» **DATA EXTRACT**:
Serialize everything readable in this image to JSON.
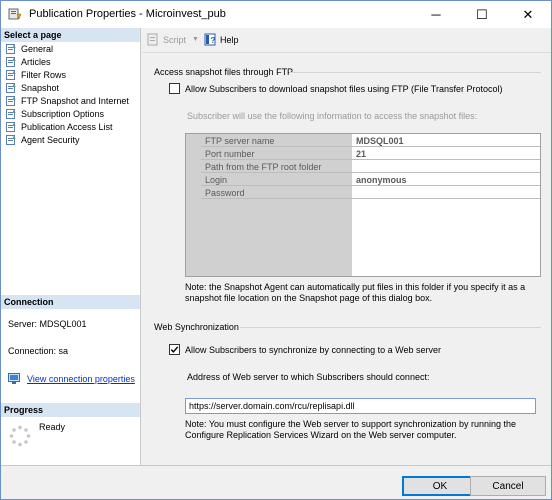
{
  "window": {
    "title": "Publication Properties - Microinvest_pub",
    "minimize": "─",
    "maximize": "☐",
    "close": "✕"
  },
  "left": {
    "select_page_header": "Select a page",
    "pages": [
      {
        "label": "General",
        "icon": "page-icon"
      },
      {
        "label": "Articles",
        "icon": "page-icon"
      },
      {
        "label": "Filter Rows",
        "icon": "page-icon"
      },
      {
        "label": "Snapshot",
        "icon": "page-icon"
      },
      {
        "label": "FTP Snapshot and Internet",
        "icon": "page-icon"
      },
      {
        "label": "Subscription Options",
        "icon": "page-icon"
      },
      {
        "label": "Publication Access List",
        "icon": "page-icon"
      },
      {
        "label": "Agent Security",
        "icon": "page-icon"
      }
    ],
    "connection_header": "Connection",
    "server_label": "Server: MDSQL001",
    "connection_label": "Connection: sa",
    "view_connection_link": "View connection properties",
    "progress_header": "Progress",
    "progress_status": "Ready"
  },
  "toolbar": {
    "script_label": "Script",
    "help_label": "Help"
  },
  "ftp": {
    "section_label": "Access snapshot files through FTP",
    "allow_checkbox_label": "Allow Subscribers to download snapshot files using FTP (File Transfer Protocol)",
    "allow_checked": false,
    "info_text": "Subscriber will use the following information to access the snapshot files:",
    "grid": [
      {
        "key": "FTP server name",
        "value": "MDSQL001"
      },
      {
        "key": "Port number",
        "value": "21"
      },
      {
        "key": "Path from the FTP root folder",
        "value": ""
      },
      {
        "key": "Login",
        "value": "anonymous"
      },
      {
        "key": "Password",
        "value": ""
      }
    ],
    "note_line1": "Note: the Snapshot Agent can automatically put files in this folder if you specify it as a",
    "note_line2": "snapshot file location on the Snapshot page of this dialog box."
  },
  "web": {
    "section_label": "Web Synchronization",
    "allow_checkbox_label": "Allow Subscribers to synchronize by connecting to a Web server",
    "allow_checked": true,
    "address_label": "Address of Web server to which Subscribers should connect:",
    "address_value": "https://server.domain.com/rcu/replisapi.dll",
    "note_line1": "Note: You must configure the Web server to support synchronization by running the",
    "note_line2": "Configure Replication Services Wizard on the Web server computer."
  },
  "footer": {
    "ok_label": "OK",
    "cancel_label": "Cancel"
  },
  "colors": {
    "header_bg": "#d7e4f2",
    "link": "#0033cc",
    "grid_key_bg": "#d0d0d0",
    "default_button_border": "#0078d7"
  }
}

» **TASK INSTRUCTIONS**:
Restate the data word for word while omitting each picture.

» **ANSWER TO THIS PROBLEM**:
Serialize everything readable in this image to JSON.
{
  "window": {
    "title": "Publication Properties - Microinvest_pub",
    "minimize": "─",
    "maximize": "☐",
    "close": "✕"
  },
  "left": {
    "select_page_header": "Select a page",
    "pages": [
      {
        "label": "General",
        "icon": "page-icon"
      },
      {
        "label": "Articles",
        "icon": "page-icon"
      },
      {
        "label": "Filter Rows",
        "icon": "page-icon"
      },
      {
        "label": "Snapshot",
        "icon": "page-icon"
      },
      {
        "label": "FTP Snapshot and Internet",
        "icon": "page-icon"
      },
      {
        "label": "Subscription Options",
        "icon": "page-icon"
      },
      {
        "label": "Publication Access List",
        "icon": "page-icon"
      },
      {
        "label": "Agent Security",
        "icon": "page-icon"
      }
    ],
    "connection_header": "Connection",
    "server_label": "Server: MDSQL001",
    "connection_label": "Connection: sa",
    "view_connection_link": "View connection properties",
    "progress_header": "Progress",
    "progress_status": "Ready"
  },
  "toolbar": {
    "script_label": "Script",
    "help_label": "Help"
  },
  "ftp": {
    "section_label": "Access snapshot files through FTP",
    "allow_checkbox_label": "Allow Subscribers to download snapshot files using FTP (File Transfer Protocol)",
    "allow_checked": false,
    "info_text": "Subscriber will use the following information to access the snapshot files:",
    "grid": [
      {
        "key": "FTP server name",
        "value": "MDSQL001"
      },
      {
        "key": "Port number",
        "value": "21"
      },
      {
        "key": "Path from the FTP root folder",
        "value": ""
      },
      {
        "key": "Login",
        "value": "anonymous"
      },
      {
        "key": "Password",
        "value": ""
      }
    ],
    "note_line1": "Note: the Snapshot Agent can automatically put files in this folder if you specify it as a",
    "note_line2": "snapshot file location on the Snapshot page of this dialog box."
  },
  "web": {
    "section_label": "Web Synchronization",
    "allow_checkbox_label": "Allow Subscribers to synchronize by connecting to a Web server",
    "allow_checked": true,
    "address_label": "Address of Web server to which Subscribers should connect:",
    "address_value": "https://server.domain.com/rcu/replisapi.dll",
    "note_line1": "Note: You must configure the Web server to support synchronization by running the",
    "note_line2": "Configure Replication Services Wizard on the Web server computer."
  },
  "footer": {
    "ok_label": "OK",
    "cancel_label": "Cancel"
  },
  "colors": {
    "header_bg": "#d7e4f2",
    "link": "#0033cc",
    "grid_key_bg": "#d0d0d0",
    "default_button_border": "#0078d7"
  }
}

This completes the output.